__ABOUT THIS EXERCISE__.
The records are to be copied word for word, and the pictures dropped.

[ENTRIES SUPPLIED]

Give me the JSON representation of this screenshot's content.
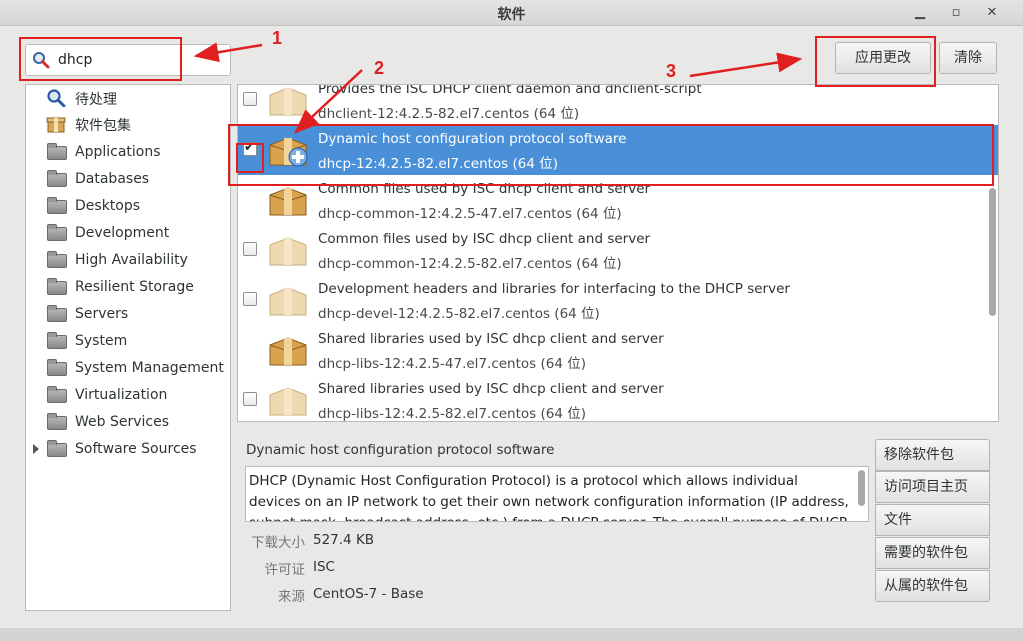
{
  "window": {
    "title": "软件"
  },
  "search": {
    "value": "dhcp"
  },
  "toolbar": {
    "apply_label": "应用更改",
    "clear_label": "清除"
  },
  "sidebar": {
    "top_items": [
      {
        "label": "待处理",
        "icon": "magnifier-icon"
      },
      {
        "label": "软件包集",
        "icon": "package-group-icon"
      }
    ],
    "groups": [
      {
        "label": "Applications"
      },
      {
        "label": "Databases"
      },
      {
        "label": "Desktops"
      },
      {
        "label": "Development"
      },
      {
        "label": "High Availability"
      },
      {
        "label": "Resilient Storage"
      },
      {
        "label": "Servers"
      },
      {
        "label": "System"
      },
      {
        "label": "System Management"
      },
      {
        "label": "Virtualization"
      },
      {
        "label": "Web Services"
      },
      {
        "label": "Software Sources"
      }
    ]
  },
  "packages": [
    {
      "summary": "Provides the ISC DHCP client daemon and dhclient-script",
      "name": "dhclient-12:4.2.5-82.el7.centos (64 位)",
      "checked": false,
      "selected": false
    },
    {
      "summary": "Dynamic host configuration protocol software",
      "name": "dhcp-12:4.2.5-82.el7.centos (64 位)",
      "checked": true,
      "selected": true
    },
    {
      "summary": "Common files used by ISC dhcp client and server",
      "name": "dhcp-common-12:4.2.5-47.el7.centos (64 位)",
      "checked": false,
      "selected": false
    },
    {
      "summary": "Common files used by ISC dhcp client and server",
      "name": "dhcp-common-12:4.2.5-82.el7.centos (64 位)",
      "checked": false,
      "selected": false
    },
    {
      "summary": "Development headers and libraries for interfacing to the DHCP server",
      "name": "dhcp-devel-12:4.2.5-82.el7.centos (64 位)",
      "checked": false,
      "selected": false
    },
    {
      "summary": "Shared libraries used by ISC dhcp client and server",
      "name": "dhcp-libs-12:4.2.5-47.el7.centos (64 位)",
      "checked": false,
      "selected": false
    },
    {
      "summary": "Shared libraries used by ISC dhcp client and server",
      "name": "dhcp-libs-12:4.2.5-82.el7.centos (64 位)",
      "checked": false,
      "selected": false
    }
  ],
  "details": {
    "title": "Dynamic host configuration protocol software",
    "description": "DHCP (Dynamic Host Configuration Protocol) is a protocol which allows individual devices on an IP network to get their own network configuration information (IP address, subnet mask, broadcast address, etc.) from a DHCP server. The overall purpose of DHCP is",
    "download_size_label": "下载大小",
    "download_size": "527.4 KB",
    "license_label": "许可证",
    "license": "ISC",
    "source_label": "来源",
    "source": "CentOS-7 - Base"
  },
  "actions": {
    "remove": "移除软件包",
    "homepage": "访问项目主页",
    "files": "文件",
    "requires": "需要的软件包",
    "depends": "从属的软件包"
  },
  "annotations": {
    "n1": "1",
    "n2": "2",
    "n3": "3"
  },
  "colors": {
    "selection": "#4a90d9",
    "annotation": "#e02020"
  }
}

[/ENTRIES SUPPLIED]

__RESULT OF THIS EXERCISE__.
Give me the JSON representation of this screenshot's content.
{
  "window": {
    "title": "软件"
  },
  "search": {
    "value": "dhcp"
  },
  "toolbar": {
    "apply_label": "应用更改",
    "clear_label": "清除"
  },
  "sidebar": {
    "top_items": [
      {
        "label": "待处理",
        "icon": "magnifier-icon"
      },
      {
        "label": "软件包集",
        "icon": "package-group-icon"
      }
    ],
    "groups": [
      {
        "label": "Applications"
      },
      {
        "label": "Databases"
      },
      {
        "label": "Desktops"
      },
      {
        "label": "Development"
      },
      {
        "label": "High Availability"
      },
      {
        "label": "Resilient Storage"
      },
      {
        "label": "Servers"
      },
      {
        "label": "System"
      },
      {
        "label": "System Management"
      },
      {
        "label": "Virtualization"
      },
      {
        "label": "Web Services"
      },
      {
        "label": "Software Sources"
      }
    ]
  },
  "packages": [
    {
      "summary": "Provides the ISC DHCP client daemon and dhclient-script",
      "name": "dhclient-12:4.2.5-82.el7.centos (64 位)",
      "checked": false,
      "selected": false
    },
    {
      "summary": "Dynamic host configuration protocol software",
      "name": "dhcp-12:4.2.5-82.el7.centos (64 位)",
      "checked": true,
      "selected": true
    },
    {
      "summary": "Common files used by ISC dhcp client and server",
      "name": "dhcp-common-12:4.2.5-47.el7.centos (64 位)",
      "checked": false,
      "selected": false
    },
    {
      "summary": "Common files used by ISC dhcp client and server",
      "name": "dhcp-common-12:4.2.5-82.el7.centos (64 位)",
      "checked": false,
      "selected": false
    },
    {
      "summary": "Development headers and libraries for interfacing to the DHCP server",
      "name": "dhcp-devel-12:4.2.5-82.el7.centos (64 位)",
      "checked": false,
      "selected": false
    },
    {
      "summary": "Shared libraries used by ISC dhcp client and server",
      "name": "dhcp-libs-12:4.2.5-47.el7.centos (64 位)",
      "checked": false,
      "selected": false
    },
    {
      "summary": "Shared libraries used by ISC dhcp client and server",
      "name": "dhcp-libs-12:4.2.5-82.el7.centos (64 位)",
      "checked": false,
      "selected": false
    }
  ],
  "details": {
    "title": "Dynamic host configuration protocol software",
    "description": "DHCP (Dynamic Host Configuration Protocol) is a protocol which allows individual devices on an IP network to get their own network configuration information (IP address, subnet mask, broadcast address, etc.) from a DHCP server. The overall purpose of DHCP is",
    "download_size_label": "下载大小",
    "download_size": "527.4 KB",
    "license_label": "许可证",
    "license": "ISC",
    "source_label": "来源",
    "source": "CentOS-7 - Base"
  },
  "actions": {
    "remove": "移除软件包",
    "homepage": "访问项目主页",
    "files": "文件",
    "requires": "需要的软件包",
    "depends": "从属的软件包"
  },
  "annotations": {
    "n1": "1",
    "n2": "2",
    "n3": "3"
  },
  "colors": {
    "selection": "#4a90d9",
    "annotation": "#e02020"
  }
}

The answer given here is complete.